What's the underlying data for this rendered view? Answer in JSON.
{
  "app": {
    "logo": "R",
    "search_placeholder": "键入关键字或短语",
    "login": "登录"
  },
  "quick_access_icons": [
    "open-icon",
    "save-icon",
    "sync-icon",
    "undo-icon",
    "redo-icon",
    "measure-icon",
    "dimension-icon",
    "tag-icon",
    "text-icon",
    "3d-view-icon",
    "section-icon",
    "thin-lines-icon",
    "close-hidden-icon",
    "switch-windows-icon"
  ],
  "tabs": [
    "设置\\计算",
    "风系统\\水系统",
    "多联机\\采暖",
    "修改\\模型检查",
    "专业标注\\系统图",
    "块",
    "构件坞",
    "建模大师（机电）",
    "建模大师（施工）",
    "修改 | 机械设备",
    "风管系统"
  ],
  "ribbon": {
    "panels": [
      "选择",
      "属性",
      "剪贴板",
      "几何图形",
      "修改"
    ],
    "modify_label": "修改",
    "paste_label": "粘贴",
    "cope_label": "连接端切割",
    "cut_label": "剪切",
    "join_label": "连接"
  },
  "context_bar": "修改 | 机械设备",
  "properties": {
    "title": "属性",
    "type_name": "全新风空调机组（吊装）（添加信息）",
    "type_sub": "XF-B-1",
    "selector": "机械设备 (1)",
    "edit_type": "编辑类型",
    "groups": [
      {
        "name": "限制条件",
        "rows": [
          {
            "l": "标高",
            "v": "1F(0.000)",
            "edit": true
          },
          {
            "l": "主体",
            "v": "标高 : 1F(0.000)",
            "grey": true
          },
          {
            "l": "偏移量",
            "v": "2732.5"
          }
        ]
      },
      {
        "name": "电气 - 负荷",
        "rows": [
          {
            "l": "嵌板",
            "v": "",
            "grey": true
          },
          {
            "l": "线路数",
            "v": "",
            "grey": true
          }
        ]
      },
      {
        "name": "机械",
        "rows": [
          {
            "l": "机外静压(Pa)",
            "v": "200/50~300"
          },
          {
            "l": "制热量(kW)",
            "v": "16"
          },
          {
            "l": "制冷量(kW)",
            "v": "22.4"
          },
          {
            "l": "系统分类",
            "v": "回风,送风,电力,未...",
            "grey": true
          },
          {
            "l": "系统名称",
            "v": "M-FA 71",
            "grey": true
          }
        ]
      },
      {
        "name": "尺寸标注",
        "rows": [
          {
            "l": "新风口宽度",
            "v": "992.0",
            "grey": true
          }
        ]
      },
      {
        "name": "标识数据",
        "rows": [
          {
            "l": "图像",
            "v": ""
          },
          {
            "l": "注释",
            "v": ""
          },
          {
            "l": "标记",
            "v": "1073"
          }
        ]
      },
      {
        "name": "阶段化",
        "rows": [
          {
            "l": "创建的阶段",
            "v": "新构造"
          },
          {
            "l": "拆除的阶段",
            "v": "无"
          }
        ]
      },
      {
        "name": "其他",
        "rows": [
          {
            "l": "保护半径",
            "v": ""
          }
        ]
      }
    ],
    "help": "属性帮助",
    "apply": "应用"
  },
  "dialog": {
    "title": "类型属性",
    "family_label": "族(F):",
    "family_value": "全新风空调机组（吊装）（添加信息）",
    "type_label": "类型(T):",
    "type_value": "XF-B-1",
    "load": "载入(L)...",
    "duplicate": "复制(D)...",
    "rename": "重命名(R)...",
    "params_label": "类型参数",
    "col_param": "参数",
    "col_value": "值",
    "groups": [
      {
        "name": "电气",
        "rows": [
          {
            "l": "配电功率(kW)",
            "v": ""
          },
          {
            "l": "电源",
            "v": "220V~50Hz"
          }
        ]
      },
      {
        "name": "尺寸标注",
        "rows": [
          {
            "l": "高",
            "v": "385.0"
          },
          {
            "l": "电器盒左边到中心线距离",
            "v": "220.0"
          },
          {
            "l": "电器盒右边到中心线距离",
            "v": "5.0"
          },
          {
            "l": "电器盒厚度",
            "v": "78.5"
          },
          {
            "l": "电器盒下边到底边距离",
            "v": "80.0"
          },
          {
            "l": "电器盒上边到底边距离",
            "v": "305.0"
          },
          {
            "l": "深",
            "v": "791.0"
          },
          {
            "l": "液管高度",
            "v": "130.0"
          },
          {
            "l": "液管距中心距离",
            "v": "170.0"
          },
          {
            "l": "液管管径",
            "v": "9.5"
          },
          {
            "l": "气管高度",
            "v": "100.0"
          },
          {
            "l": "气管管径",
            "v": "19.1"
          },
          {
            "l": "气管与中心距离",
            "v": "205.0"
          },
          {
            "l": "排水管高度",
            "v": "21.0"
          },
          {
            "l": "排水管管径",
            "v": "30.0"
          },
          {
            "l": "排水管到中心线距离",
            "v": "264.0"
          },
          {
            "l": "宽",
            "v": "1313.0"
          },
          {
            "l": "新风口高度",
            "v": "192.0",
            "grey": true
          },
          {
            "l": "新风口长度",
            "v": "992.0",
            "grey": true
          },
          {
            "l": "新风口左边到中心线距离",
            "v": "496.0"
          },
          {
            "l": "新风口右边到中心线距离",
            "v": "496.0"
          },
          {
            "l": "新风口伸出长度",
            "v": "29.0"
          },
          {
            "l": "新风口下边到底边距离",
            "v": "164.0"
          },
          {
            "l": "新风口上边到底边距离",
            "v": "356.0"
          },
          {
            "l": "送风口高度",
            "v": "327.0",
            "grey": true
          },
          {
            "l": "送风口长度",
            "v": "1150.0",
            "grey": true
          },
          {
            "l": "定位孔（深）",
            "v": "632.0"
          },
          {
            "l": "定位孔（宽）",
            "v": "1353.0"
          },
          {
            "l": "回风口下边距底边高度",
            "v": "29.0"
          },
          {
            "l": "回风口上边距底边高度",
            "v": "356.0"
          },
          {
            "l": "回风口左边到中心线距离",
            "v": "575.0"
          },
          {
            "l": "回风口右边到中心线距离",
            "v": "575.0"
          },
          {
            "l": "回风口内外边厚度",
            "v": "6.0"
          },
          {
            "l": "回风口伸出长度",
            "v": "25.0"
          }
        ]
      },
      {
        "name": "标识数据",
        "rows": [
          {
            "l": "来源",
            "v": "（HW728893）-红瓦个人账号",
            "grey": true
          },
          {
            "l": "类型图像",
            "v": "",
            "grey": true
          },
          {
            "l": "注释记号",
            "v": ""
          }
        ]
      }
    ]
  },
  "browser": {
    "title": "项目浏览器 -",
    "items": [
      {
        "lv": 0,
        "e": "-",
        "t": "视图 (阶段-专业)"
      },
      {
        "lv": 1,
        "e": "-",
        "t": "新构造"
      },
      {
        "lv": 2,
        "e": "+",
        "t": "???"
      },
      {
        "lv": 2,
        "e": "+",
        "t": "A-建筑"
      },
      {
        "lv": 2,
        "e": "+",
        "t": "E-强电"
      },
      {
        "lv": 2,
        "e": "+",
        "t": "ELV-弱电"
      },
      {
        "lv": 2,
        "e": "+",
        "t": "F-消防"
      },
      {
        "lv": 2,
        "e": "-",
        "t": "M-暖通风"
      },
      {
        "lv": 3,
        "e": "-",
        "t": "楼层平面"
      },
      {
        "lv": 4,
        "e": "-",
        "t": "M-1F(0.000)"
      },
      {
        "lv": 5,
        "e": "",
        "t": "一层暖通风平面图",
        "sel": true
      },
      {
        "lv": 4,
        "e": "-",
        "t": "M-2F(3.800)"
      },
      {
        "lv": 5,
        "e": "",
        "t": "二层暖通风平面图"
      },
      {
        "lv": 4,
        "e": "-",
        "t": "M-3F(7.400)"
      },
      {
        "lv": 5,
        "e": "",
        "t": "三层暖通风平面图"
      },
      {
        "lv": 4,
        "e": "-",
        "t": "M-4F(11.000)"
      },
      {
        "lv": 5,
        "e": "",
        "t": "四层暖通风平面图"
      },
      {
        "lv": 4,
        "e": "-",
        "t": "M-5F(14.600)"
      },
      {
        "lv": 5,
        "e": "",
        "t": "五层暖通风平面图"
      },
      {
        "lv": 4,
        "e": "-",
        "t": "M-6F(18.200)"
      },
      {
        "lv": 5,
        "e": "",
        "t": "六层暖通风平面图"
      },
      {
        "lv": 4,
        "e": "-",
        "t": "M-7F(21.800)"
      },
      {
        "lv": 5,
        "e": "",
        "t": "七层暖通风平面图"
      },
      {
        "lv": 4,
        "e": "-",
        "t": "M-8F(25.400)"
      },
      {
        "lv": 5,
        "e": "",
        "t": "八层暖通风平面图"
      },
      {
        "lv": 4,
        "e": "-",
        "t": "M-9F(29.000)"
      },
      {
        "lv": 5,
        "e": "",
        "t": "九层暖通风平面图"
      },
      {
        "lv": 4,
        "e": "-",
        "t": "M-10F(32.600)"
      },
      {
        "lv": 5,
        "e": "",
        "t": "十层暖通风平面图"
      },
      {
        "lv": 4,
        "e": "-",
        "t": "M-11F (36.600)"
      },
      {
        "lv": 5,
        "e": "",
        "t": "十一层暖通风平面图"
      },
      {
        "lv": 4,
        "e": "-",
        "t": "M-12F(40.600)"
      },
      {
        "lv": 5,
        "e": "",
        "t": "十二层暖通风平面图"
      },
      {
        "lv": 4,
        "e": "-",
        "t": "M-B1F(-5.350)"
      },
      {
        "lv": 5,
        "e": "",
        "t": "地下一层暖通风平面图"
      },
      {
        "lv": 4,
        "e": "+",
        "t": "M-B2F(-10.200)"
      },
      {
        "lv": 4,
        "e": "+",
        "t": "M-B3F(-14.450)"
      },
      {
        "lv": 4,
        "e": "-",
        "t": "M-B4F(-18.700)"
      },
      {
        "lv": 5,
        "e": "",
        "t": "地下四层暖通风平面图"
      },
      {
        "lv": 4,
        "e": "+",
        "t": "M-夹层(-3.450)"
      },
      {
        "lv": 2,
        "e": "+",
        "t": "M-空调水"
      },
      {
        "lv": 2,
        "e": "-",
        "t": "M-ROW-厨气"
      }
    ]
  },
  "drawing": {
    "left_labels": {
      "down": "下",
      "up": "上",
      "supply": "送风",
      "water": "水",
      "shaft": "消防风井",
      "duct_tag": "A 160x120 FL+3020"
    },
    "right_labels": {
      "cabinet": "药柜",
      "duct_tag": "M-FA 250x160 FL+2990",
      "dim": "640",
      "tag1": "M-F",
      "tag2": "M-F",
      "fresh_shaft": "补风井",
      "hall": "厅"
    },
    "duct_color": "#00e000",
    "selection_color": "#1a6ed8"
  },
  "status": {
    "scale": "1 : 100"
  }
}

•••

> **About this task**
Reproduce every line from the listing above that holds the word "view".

> **Response area**
What's the underlying data for this rendered view? Answer in JSON.
    "3d-view-icon",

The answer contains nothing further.